EXERCISE MATERIALS –
=== Section Start ===
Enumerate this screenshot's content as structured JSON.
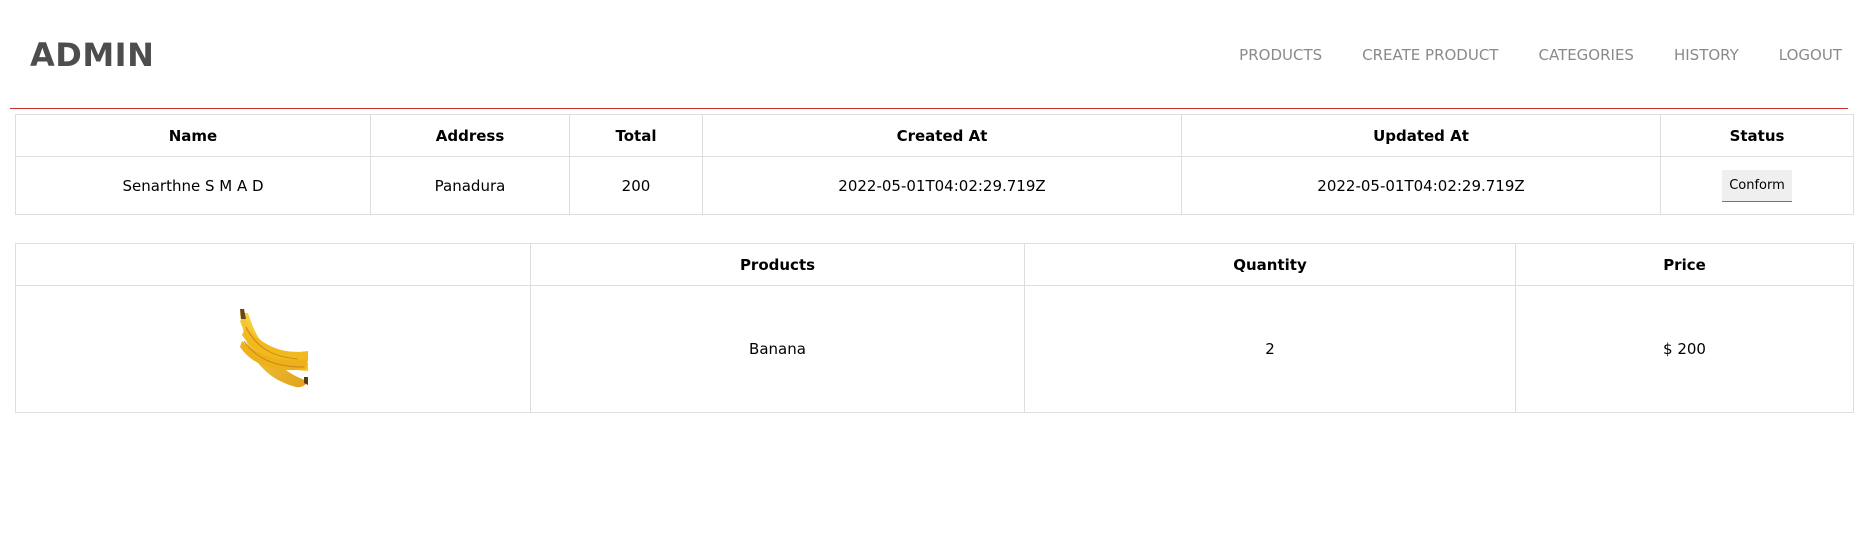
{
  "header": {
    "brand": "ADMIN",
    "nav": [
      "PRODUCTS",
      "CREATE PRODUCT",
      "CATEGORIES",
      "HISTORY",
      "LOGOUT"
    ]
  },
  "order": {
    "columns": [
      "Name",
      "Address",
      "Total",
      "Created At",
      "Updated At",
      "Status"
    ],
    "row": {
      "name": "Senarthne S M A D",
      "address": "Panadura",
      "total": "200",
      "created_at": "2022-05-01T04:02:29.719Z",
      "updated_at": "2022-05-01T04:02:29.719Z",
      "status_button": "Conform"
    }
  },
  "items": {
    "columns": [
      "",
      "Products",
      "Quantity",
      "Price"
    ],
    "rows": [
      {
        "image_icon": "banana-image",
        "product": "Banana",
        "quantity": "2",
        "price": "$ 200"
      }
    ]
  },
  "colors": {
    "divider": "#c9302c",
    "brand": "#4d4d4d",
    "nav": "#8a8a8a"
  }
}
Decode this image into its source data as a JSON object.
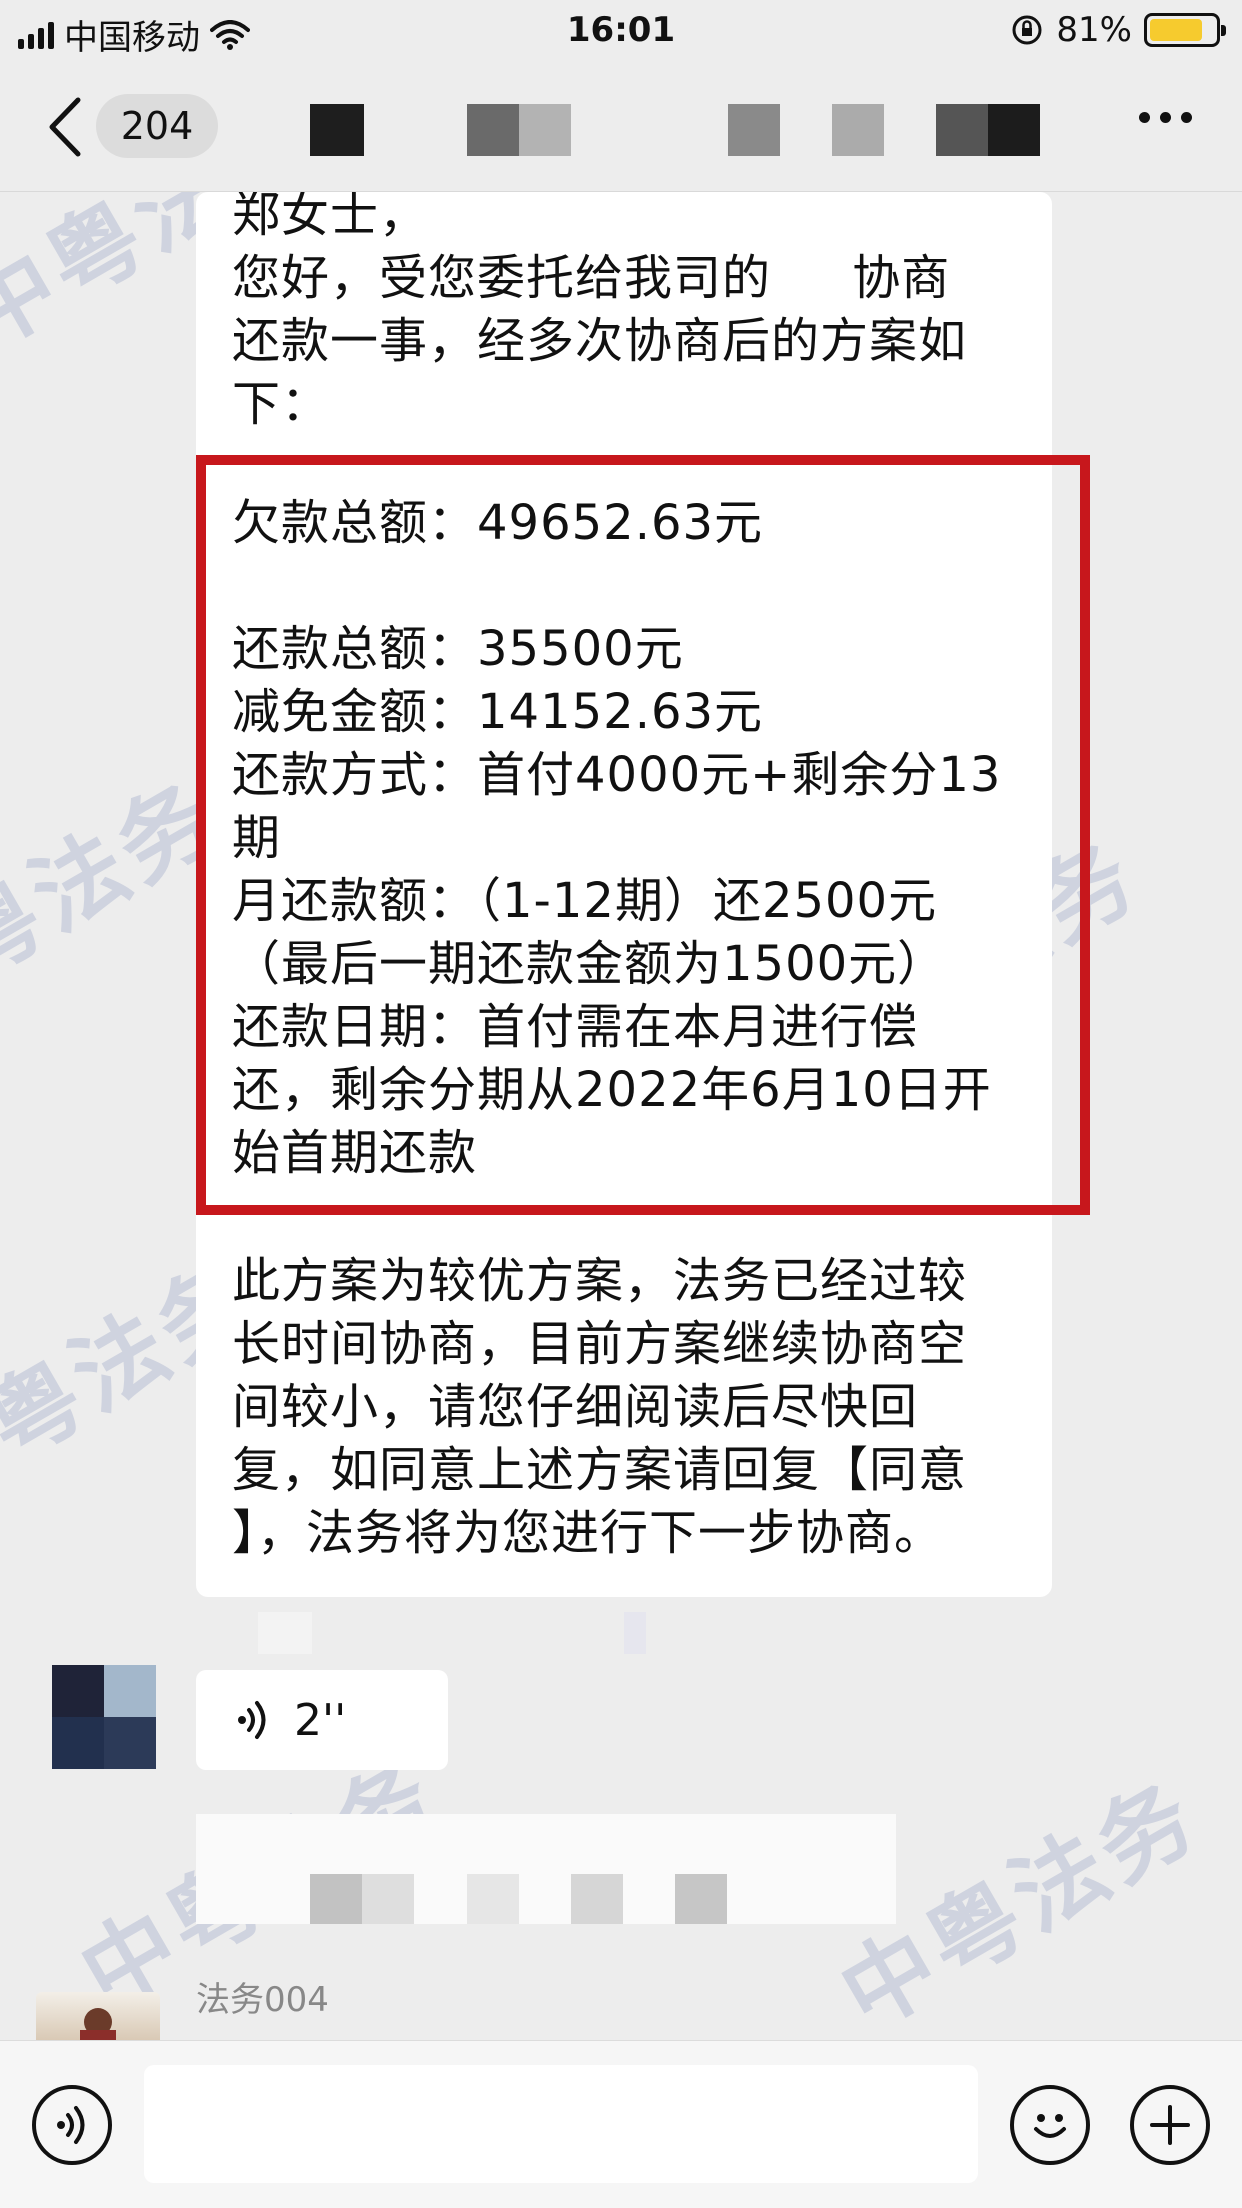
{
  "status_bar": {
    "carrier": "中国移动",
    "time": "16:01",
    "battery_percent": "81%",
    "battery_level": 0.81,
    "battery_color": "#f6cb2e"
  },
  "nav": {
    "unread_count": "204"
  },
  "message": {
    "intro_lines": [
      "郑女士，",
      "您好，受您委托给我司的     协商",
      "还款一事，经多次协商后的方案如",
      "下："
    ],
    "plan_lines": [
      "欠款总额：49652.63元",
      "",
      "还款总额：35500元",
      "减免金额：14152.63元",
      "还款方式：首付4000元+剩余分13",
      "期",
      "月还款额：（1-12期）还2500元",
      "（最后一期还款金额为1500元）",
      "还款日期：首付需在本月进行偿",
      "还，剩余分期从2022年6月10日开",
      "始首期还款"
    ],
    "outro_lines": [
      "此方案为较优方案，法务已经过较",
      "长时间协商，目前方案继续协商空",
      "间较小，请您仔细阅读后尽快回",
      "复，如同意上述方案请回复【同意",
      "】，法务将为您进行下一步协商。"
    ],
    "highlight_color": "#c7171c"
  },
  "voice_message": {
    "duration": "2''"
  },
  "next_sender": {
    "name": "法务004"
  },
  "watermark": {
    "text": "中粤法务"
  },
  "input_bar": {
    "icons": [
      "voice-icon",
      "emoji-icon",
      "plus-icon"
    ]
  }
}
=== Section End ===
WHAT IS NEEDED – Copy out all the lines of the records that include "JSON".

RESULT OF THE EXERCISE –
Enumerate this screenshot's content as structured JSON.
Decode this image into its source data as a JSON object.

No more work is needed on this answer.